Once Sputnik 1 was successfully hurled into orbit in 1957, spaceflight was no longer a mere pipe dream reserved for the pages of fiction. Shortly after the peculiar satellite’s stunning series of orbits, an entire planet watched as mankind, against all odds, set foot on the moon, marking the dawn of the spacefaring age — and leading to some of the best extraterrestrial photos to date. In the half century or so since these historic achievements, we have launched a vast array of instruments into outer space, allowing us to better understand our infinitesimal sliver in the infinite void of the cosmos.

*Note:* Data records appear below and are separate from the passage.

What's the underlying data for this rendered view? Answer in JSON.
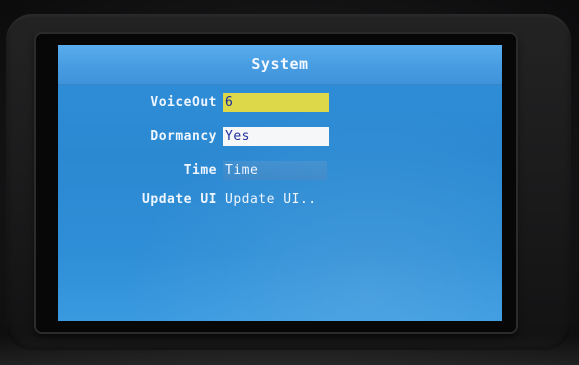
{
  "screen": {
    "title": "System",
    "rows": [
      {
        "label": "VoiceOut",
        "value": "6"
      },
      {
        "label": "Dormancy",
        "value": "Yes"
      },
      {
        "label": "Time",
        "value": "Time"
      },
      {
        "label": "Update UI",
        "value": "Update UI.."
      }
    ]
  },
  "colors": {
    "screen_bg": "#2e8ed6",
    "titlebar": "#4a9fe3",
    "selected_field": "#dcd84a",
    "edit_field": "#f6f7f8",
    "value_text": "#1e2f9f",
    "label_text": "#eef5ff"
  }
}
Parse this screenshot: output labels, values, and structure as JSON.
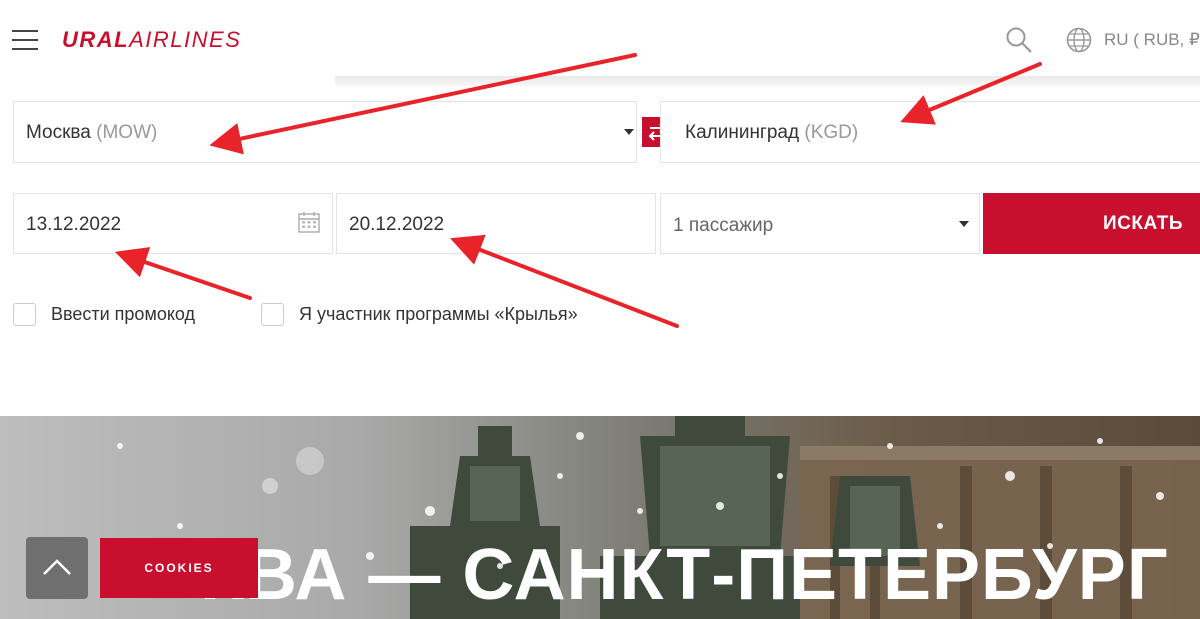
{
  "header": {
    "logo_bold": "URAL",
    "logo_thin": "AIRLINES",
    "lang_currency": "RU ( RUB, ₽"
  },
  "search_form": {
    "from": {
      "city": "Москва",
      "code": "(MOW)"
    },
    "to": {
      "city": "Калининград",
      "code": "(KGD)"
    },
    "depart_date": "13.12.2022",
    "return_date": "20.12.2022",
    "passengers": "1 пассажир",
    "search_label": "ИСКАТЬ",
    "promo_label": "Ввести промокод",
    "loyalty_label": "Я участник программы «Крылья»"
  },
  "banner": {
    "title": "КВА — САНКТ-ПЕТЕРБУРГ"
  },
  "cookies_label": "COOKIES",
  "colors": {
    "brand_red": "#c8102e",
    "annotation_red": "#e8232a"
  },
  "icons": [
    "menu-icon",
    "search-icon",
    "globe-icon",
    "swap-icon",
    "calendar-icon",
    "chevron-down-icon",
    "chevron-up-icon"
  ]
}
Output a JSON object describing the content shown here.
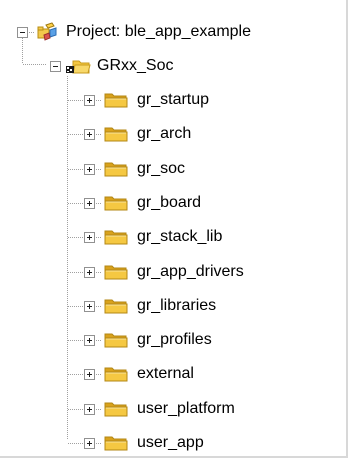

Since then, space agencies around the globe have proposed bizarre missions to whet our curiosities in the name of science. While many of these far-out programs never left the launchpad — let alone the drawing board — plenty of pioneering probes have blasted through our atmosphere, through the outer reaches of our solar system, and, at least on one occasion, drifted into interstellar space. We have rendezvoused with asteroids, sailed through the rings of Saturn, and quite literally roved robotic marathons on the red planet. In pure 21st-century fashion, at least one of these rovers can’t seem to resist the occasional selfie.
While most of us will probably never escape Earth’s gravity, a joint partnership between the International Space Station (ISS) and Google recently unveiled an interactive Space View platform — a variation of the Google Street View program. It lets those of us who never fully achieved our childhood dream of becoming an astronaut virtually tour the ISS and even peer out at a panoramic Earth from the Cupola bay.
Luckily for us, some of the most sophisticated imaging technology ever is currently making its way through our solar system, transmitting breathtaking images of the final frontier back to Earth for our gawking pleasure. From the early, grainy images of the Martian surface sent from the Viking 1 lander to humanity’s first close-up of Pluto’s moon, these glimpses of our celestial neighbors and those light-years away fill us with a sense of wonder. So without further ado, here are 60 of the best space photos to help you put our Pale Blue Dot in perspective.